No, itâ€™d be a squat, ugly thing, like a paleolithic fertility fetish or a Morlock or typical WorldCon polyamory enthusiast. It would be sexless, androgynous and gendernonconforming all at the same time, and rendered in drab wattle and daub. Its most striking feature would be a great big mealy mouth, from which would drip liquid bromides and taurine fecal matter. Hordes of hooting crypto-humanoids in their mobility scooters would gather under this toxic shower to pray for equality and more all-you-can-eat buffets.
John Scalzi, a best-selling author of science fiction, has signed a $3.4 million, 10-year deal with the publisher Tor Books that will cover his next 13 books.
Mr. Scalziâ€™s works include a series known as the â€œOld Manâ€™s Warâ€ and the more recent â€œRedshirts,â€ a Hugo-award-winning sendup of the luckless lives of nonfeatured characters on shows like the original â€œStar Trek.â€ Three of his works are being developed for television, including â€œRedshirtsâ€ and â€œLock In,â€ a science-inflected medical thriller that evokes Michael Crichton. Mr. Scalziâ€™s hyper-caffeinated Internet presence through his blog, Whatever, has made him an online celebrity as well.
Mr. Scalzi approached Tor Books, his longtime publisher, with proposals for 10 adult novels and three young adult novels over 10 years. Some of the books will extend the popular â€œOld Manâ€™s Warâ€ series, building on an existing audience, and one will be a sequel to â€œLock In.â€ Mr. Scalzi said he hoped books like â€œLock Inâ€ could draw more readers toward science fiction, since many, he said, are still â€œgun-shyâ€ about the genre.
Patrick Nielsen Hayden, the executive editor for Tor, said the decision was an easy one. While Mr. Scalzi has never had a â€œNo. 1 best seller,â€ he said, â€œhe backlists like crazy.â€

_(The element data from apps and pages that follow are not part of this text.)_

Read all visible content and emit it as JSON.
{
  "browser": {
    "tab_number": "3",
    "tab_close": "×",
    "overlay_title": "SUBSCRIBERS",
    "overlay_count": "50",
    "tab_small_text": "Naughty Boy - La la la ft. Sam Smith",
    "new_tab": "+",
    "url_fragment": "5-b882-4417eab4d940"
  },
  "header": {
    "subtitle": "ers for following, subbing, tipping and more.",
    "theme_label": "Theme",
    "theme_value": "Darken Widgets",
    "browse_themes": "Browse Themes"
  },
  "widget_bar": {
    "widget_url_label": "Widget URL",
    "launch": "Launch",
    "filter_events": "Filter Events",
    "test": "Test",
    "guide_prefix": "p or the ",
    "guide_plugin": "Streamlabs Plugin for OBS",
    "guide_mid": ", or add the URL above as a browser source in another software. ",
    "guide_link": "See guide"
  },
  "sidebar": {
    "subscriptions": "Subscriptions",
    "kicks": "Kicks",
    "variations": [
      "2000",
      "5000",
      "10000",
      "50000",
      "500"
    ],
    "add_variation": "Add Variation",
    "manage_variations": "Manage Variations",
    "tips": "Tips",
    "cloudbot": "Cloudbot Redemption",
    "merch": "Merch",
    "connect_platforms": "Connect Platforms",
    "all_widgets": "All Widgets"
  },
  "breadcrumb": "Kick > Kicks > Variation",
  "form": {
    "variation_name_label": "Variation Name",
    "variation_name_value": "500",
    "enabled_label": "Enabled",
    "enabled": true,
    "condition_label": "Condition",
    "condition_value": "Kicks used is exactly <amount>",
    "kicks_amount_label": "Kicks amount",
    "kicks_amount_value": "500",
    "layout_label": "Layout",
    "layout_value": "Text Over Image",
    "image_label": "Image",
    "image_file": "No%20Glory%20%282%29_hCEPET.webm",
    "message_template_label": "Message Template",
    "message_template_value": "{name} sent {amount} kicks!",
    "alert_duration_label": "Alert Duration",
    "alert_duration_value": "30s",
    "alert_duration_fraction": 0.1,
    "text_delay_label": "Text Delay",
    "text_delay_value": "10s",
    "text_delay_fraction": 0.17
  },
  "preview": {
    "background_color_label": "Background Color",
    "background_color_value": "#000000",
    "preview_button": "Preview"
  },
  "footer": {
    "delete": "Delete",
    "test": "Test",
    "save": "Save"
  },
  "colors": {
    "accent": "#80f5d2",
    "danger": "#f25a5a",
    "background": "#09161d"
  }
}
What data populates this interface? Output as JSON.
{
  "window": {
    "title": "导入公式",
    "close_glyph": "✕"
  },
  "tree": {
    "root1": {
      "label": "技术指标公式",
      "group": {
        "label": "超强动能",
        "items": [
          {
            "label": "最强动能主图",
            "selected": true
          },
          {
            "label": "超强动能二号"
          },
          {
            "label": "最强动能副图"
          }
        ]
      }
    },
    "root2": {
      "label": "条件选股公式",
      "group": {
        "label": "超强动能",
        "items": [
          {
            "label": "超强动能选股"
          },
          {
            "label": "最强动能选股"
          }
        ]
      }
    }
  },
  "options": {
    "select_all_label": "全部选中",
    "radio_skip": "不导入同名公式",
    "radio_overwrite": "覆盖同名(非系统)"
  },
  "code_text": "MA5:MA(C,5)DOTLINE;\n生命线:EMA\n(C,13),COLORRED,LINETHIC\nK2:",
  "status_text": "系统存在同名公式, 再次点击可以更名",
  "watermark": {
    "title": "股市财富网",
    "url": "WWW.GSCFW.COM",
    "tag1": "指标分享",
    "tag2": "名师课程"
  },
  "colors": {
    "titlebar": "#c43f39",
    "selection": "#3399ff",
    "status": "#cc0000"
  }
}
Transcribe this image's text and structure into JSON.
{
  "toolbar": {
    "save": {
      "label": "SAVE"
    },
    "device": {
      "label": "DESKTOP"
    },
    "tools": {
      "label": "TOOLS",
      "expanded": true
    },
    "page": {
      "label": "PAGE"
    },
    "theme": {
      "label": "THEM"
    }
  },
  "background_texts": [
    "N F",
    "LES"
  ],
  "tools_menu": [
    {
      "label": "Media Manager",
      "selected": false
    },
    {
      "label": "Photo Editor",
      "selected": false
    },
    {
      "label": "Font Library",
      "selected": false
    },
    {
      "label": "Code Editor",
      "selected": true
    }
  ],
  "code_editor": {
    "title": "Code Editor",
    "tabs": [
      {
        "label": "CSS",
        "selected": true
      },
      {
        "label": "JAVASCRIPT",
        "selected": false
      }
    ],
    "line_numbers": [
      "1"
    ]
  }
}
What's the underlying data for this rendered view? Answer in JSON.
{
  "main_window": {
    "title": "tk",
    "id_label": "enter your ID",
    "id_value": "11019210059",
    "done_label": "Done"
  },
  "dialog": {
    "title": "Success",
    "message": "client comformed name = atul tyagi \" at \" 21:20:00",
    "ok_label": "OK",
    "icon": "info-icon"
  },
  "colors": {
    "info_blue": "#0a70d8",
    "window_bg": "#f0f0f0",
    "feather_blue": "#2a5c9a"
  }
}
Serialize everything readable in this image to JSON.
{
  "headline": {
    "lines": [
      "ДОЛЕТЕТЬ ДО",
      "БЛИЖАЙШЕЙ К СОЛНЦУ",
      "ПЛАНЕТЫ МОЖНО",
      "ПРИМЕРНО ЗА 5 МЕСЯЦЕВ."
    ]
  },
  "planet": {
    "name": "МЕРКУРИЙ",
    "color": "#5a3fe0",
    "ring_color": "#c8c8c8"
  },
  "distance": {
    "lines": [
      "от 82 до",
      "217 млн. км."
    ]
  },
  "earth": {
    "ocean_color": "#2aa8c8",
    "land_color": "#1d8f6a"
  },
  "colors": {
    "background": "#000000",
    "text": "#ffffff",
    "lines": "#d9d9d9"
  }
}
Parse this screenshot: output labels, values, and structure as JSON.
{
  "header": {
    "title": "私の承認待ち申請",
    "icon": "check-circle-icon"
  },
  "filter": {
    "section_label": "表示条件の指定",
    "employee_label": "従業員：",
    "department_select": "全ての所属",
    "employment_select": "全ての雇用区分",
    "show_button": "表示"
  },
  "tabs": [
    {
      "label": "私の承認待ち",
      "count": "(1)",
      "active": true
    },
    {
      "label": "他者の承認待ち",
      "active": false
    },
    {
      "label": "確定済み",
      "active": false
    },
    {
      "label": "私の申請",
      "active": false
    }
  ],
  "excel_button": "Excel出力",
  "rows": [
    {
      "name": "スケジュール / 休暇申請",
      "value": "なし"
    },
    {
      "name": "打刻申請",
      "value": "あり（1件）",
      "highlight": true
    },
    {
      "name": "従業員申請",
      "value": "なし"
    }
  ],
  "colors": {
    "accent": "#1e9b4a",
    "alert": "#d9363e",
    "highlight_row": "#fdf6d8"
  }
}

Scalzi has alienated a significant portion of his readership with sanctimonious hoplophobic blog posts (example) and by lining up with the Social Justice Warriors in the fighting over the Hugo Awards. My guess is that his backlisting powers will be declining.
I thought to myself, â€œOh, that sounds like a fun story.â€ So I just started writing.
I started at noon and I was done by 1pm. Iâ€™d expected that maybe a hundred nerds would read it and enjoy it, and that some people would have had a fun lunch hour because of me. Instead, it changed the trajectory of my life. By the time I went home at five itâ€™d had a quarter-of-a-million readers, a week later I had a manager, and a week after that I had a contract with Warner Brothers. They brought me on to write a treatment, and then a screenplay based on that treatment.